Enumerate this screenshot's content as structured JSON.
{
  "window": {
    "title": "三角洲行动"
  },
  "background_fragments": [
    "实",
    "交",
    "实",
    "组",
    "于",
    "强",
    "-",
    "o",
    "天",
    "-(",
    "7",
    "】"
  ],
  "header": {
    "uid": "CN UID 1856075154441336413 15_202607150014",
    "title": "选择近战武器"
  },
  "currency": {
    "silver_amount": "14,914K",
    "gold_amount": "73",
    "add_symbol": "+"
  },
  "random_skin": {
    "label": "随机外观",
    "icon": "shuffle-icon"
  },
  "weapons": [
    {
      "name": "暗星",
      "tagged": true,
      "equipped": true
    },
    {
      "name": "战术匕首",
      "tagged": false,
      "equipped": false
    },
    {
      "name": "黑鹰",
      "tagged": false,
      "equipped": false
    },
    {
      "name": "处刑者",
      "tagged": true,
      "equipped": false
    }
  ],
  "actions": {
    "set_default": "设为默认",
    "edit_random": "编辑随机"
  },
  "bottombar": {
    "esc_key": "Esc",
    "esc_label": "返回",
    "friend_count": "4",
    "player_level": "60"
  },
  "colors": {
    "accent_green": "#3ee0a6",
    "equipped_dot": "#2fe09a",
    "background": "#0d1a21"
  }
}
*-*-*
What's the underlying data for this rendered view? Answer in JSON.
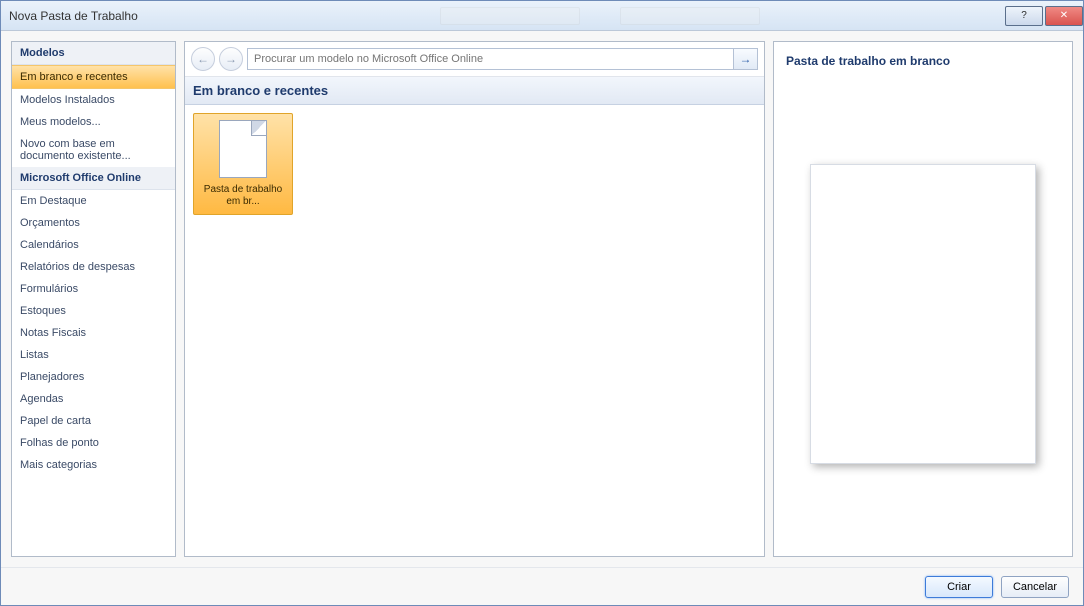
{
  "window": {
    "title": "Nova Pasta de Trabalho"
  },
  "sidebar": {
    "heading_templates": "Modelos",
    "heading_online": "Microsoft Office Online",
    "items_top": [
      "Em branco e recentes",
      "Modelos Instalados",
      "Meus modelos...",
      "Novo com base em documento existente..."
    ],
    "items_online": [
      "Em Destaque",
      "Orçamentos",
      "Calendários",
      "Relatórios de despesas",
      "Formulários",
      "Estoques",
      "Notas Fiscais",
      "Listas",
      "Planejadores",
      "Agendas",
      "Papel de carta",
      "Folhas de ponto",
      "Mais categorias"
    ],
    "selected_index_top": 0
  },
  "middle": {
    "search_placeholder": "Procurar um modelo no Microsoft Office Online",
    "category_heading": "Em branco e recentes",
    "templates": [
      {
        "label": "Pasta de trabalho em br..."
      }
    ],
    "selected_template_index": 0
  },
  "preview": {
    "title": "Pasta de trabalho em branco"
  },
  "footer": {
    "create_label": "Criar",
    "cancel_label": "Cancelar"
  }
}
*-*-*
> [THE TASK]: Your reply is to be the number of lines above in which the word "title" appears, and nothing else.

> [ANSWER AREA]: 4